“News of this grant was met with great excitement as we are able to intentionally address veterans and their families affected by COVID-19,” said Moore. “The Beck Center for Veterans staff was working on ways to increase or enhance some services and this grant was a welcome addition to help fulfill this need.
“I am enthusiastic about the additional services such as the laptop loan program that highlights and supports the need for access to technology. This grant certainly adds much-needed financial support to the work of the center, veterans and their families.”
The Beck Center is a comprehensive program including onsite and offsite individual therapy, psychoeducation groups, therapy groups, support group services for dependents and caregivers, and service dog training for military veterans attending Arkansas State. Currently, the center is aiding veterans from Craighead, Greene, Cross, Lawrence, Randolph, Mississippi, Clay, Poinsett and White counties.

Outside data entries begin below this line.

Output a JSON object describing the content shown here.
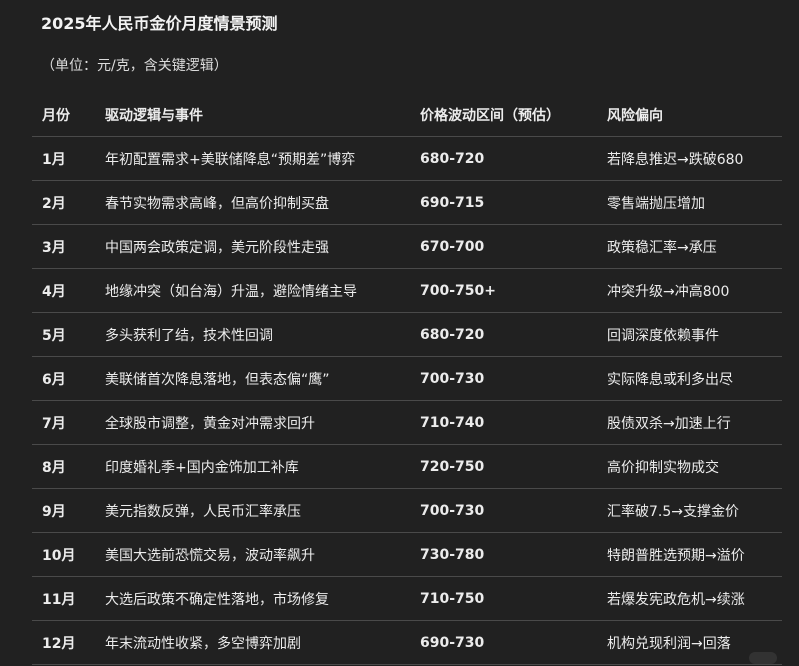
{
  "title": "2025年人民币金价月度情景预测",
  "subtitle": "（单位：元/克，含关键逻辑）",
  "headers": {
    "month": "月份",
    "logic": "驱动逻辑与事件",
    "range": "价格波动区间（预估）",
    "risk": "风险偏向"
  },
  "rows": [
    {
      "month": "1月",
      "logic": "年初配置需求+美联储降息“预期差”博弈",
      "range": "680-720",
      "risk": "若降息推迟→跌破680"
    },
    {
      "month": "2月",
      "logic": "春节实物需求高峰，但高价抑制买盘",
      "range": "690-715",
      "risk": "零售端抛压增加"
    },
    {
      "month": "3月",
      "logic": "中国两会政策定调，美元阶段性走强",
      "range": "670-700",
      "risk": "政策稳汇率→承压"
    },
    {
      "month": "4月",
      "logic": "地缘冲突（如台海）升温，避险情绪主导",
      "range": "700-750+",
      "risk": "冲突升级→冲高800"
    },
    {
      "month": "5月",
      "logic": "多头获利了结，技术性回调",
      "range": "680-720",
      "risk": "回调深度依赖事件"
    },
    {
      "month": "6月",
      "logic": "美联储首次降息落地，但表态偏“鹰”",
      "range": "700-730",
      "risk": "实际降息或利多出尽"
    },
    {
      "month": "7月",
      "logic": "全球股市调整，黄金对冲需求回升",
      "range": "710-740",
      "risk": "股债双杀→加速上行"
    },
    {
      "month": "8月",
      "logic": "印度婚礼季+国内金饰加工补库",
      "range": "720-750",
      "risk": "高价抑制实物成交"
    },
    {
      "month": "9月",
      "logic": "美元指数反弹，人民币汇率承压",
      "range": "700-730",
      "risk": "汇率破7.5→支撑金价"
    },
    {
      "month": "10月",
      "logic": "美国大选前恐慌交易，波动率飙升",
      "range": "730-780",
      "risk": "特朗普胜选预期→溢价"
    },
    {
      "month": "11月",
      "logic": "大选后政策不确定性落地，市场修复",
      "range": "710-750",
      "risk": "若爆发宪政危机→续涨"
    },
    {
      "month": "12月",
      "logic": "年末流动性收紧，多空博弈加剧",
      "range": "690-730",
      "risk": "机构兑现利润→回落"
    }
  ]
}
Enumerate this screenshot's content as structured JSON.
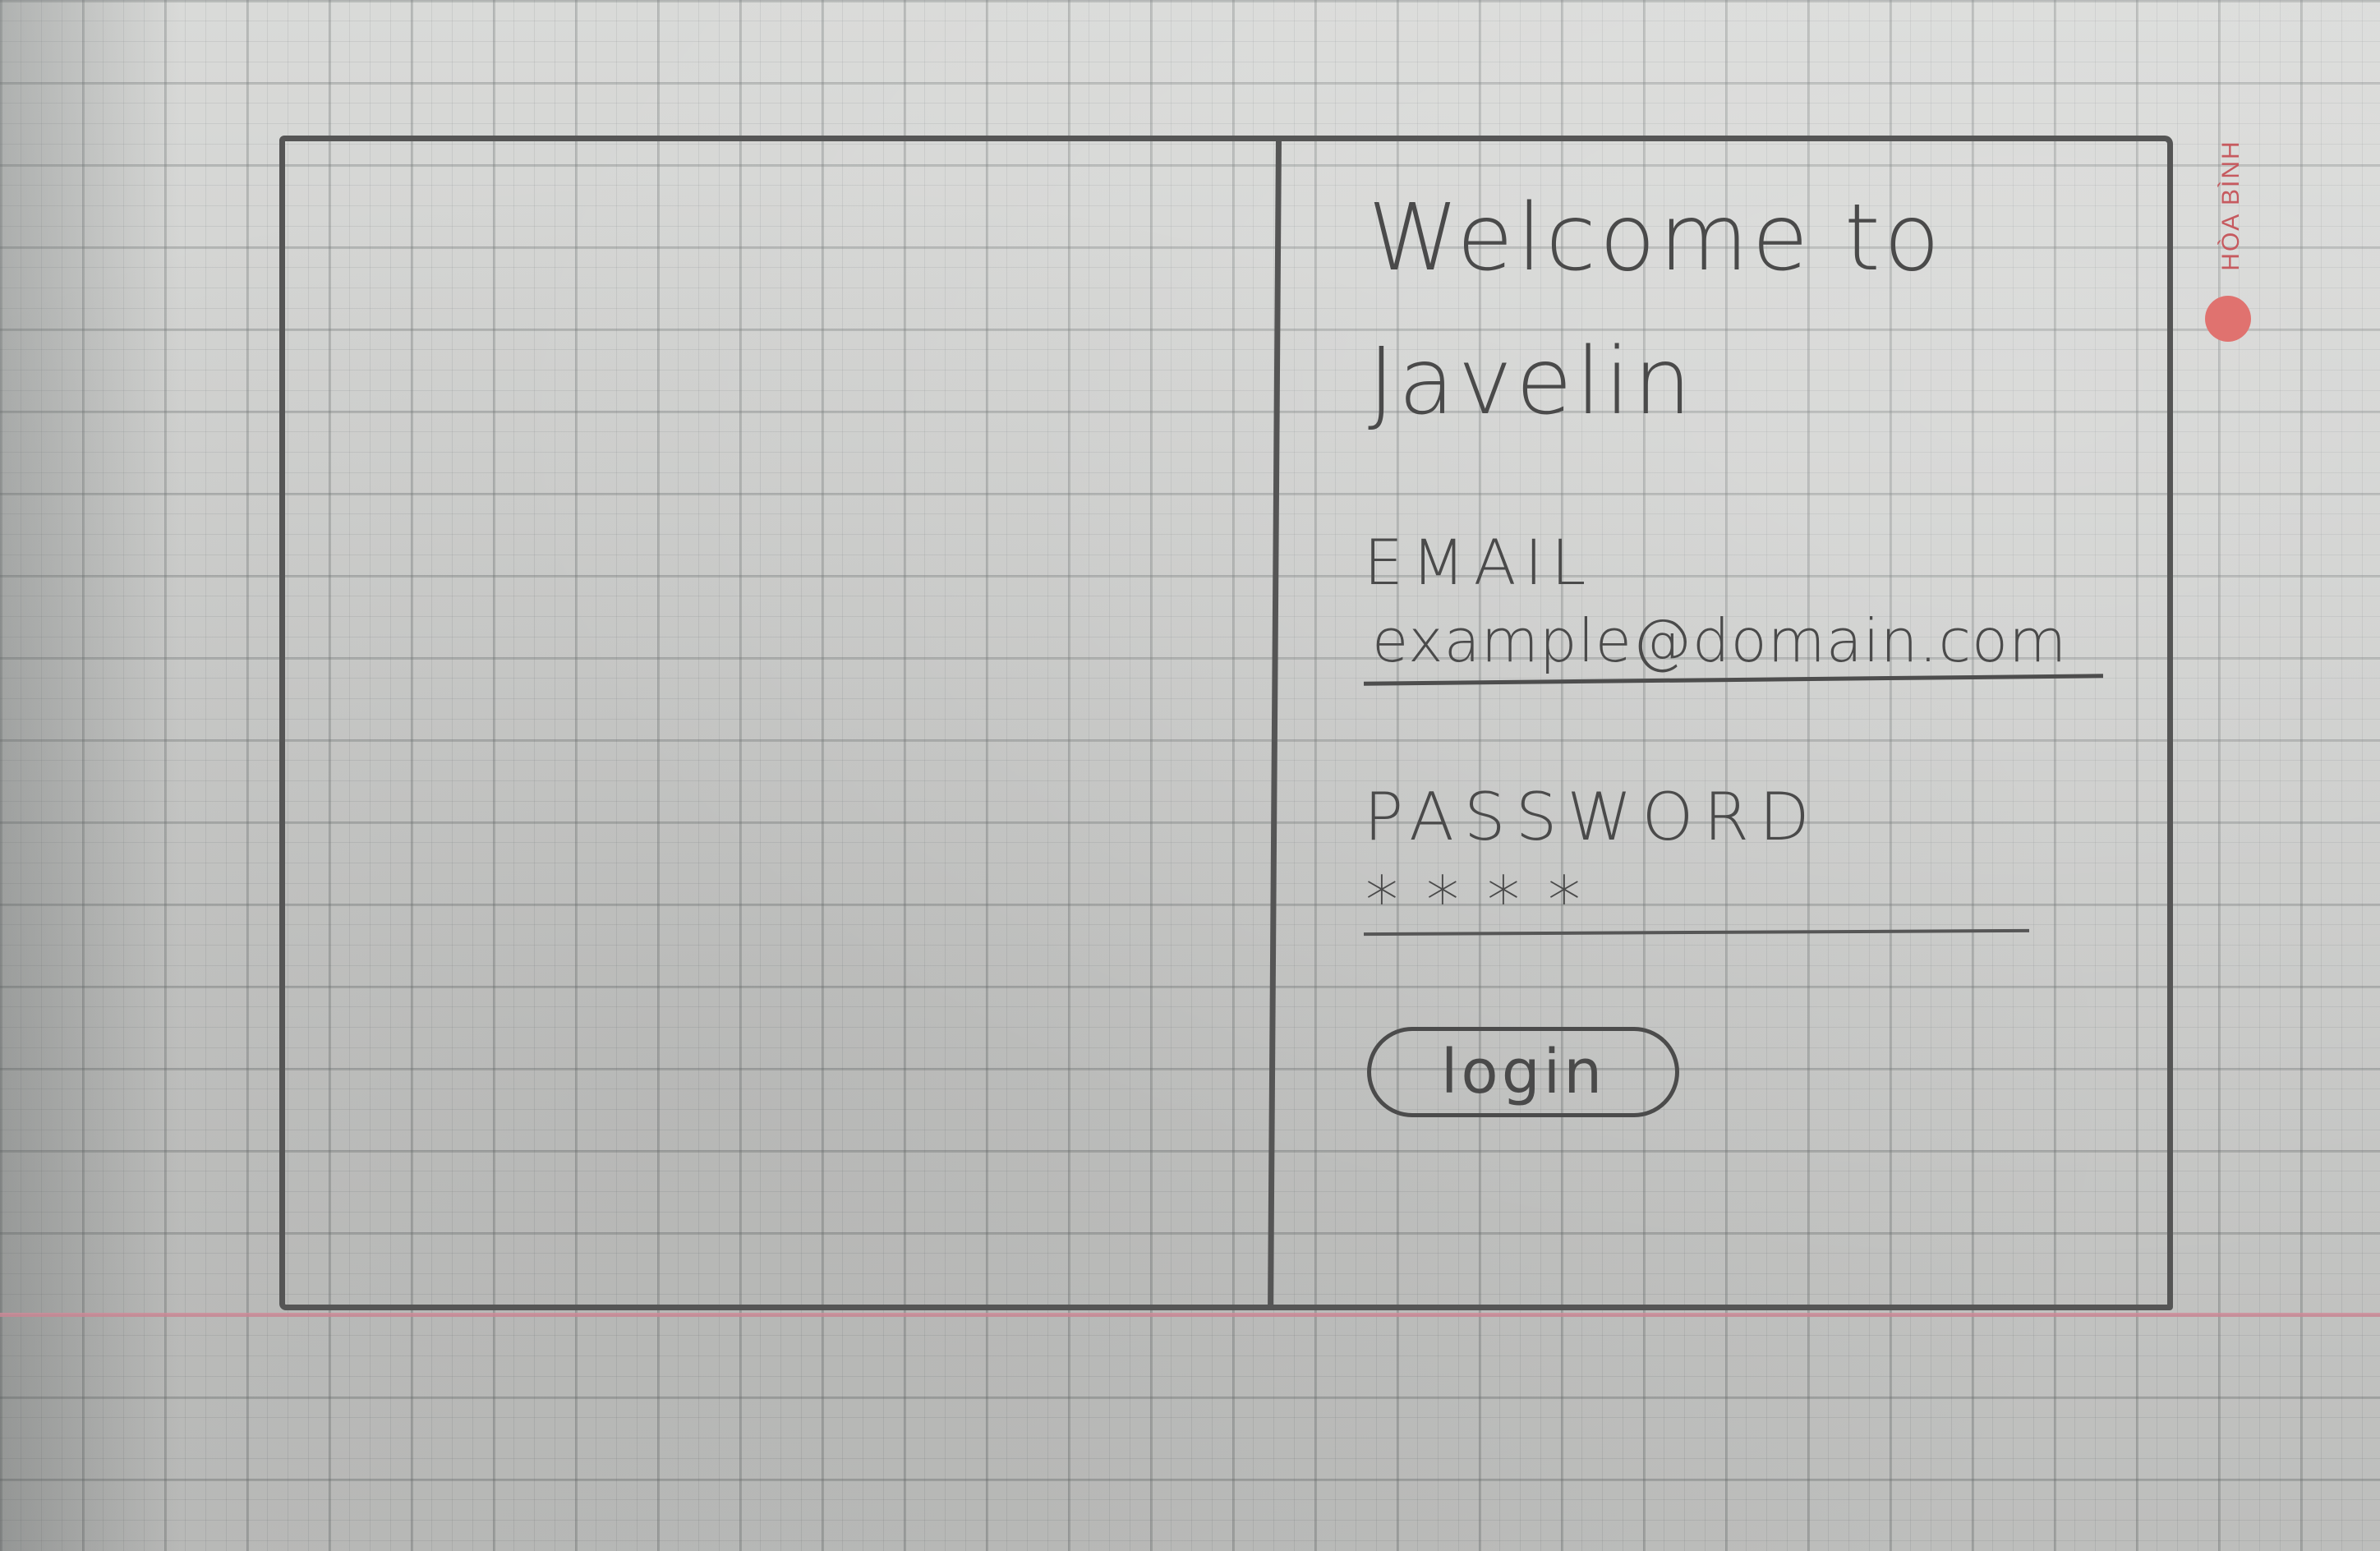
{
  "brand_stamp": "HÒA BÌNH",
  "login_panel": {
    "welcome_line1": "Welcome to",
    "welcome_line2": "Javelin",
    "email_label": "EMAIL",
    "email_value": "example@domain.com",
    "password_label": "PASSWORD",
    "password_value": "****",
    "login_label": "login"
  },
  "colors": {
    "pencil": "#4a4a4a",
    "grid_paper": "#d7d8d6",
    "margin_line": "#d08a97",
    "brand_red": "#e0726f"
  }
}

However, veterans from other areas are welcome to participate.
The grant will be used to provide various services to Arkansas veterans who are transitioning into student life at Arkansas State. The funding will assist veterans and their families affected by the COVID-19 pandemic and will continue services to those who are isolated due to lack of transportation, social anxiety, mental health diagnosis and other issues associated with the pandemic.
Nash said the grant includes the purchase of household goods and laptops for loan to offsite veterans in Veterans Village, a partnership with the city of Jonesboro and Arkansas State, to provide housing and programs to address veteran homelessness and develop work stations for those who do not have access to a computer or the internet. The use of the laptops enables veterans to access Veterans Adminstration benefits and programs to reorder medications, meet with medical providers and file claims.
A portion of the funds will be used to support owner-based service dog training in the Beck Center Battle Buddies: Paws for Vets Service Dog program. Studies show that the presence of a service dog can increase patience, impulse control, emotional regulation, the ability to display affection, and decrease emotional numbness. It also improves sleep and decreases depression, startle responses, and the need for pain medications.
Also, a basic food bank has been maintained for veterans that are at risk for hunger. Restocking is necessary because of COVID requirements and specific needs of student veterans during summer months.
The Beck Center, in existence since 2007 through the generosity of A-State alumni Buddy and Charlotte Beck of Fairfax Station, Va., who presented the university with a gift of $1 million, underwent a name change in January and became a key component of the new Office of Military and Veteran Student Success program. In late April, the center moved to a new office in the Administration Annex located south of the Neil Griffin College of Business on campus.
Original article source: http://www.astate.edu/news/beck-center-for-veterans-receives-cares-act-grant | Article may or may not reflect the views of KLEK 102.5 FM or The Voice of Arkansas Minority Advocacy Council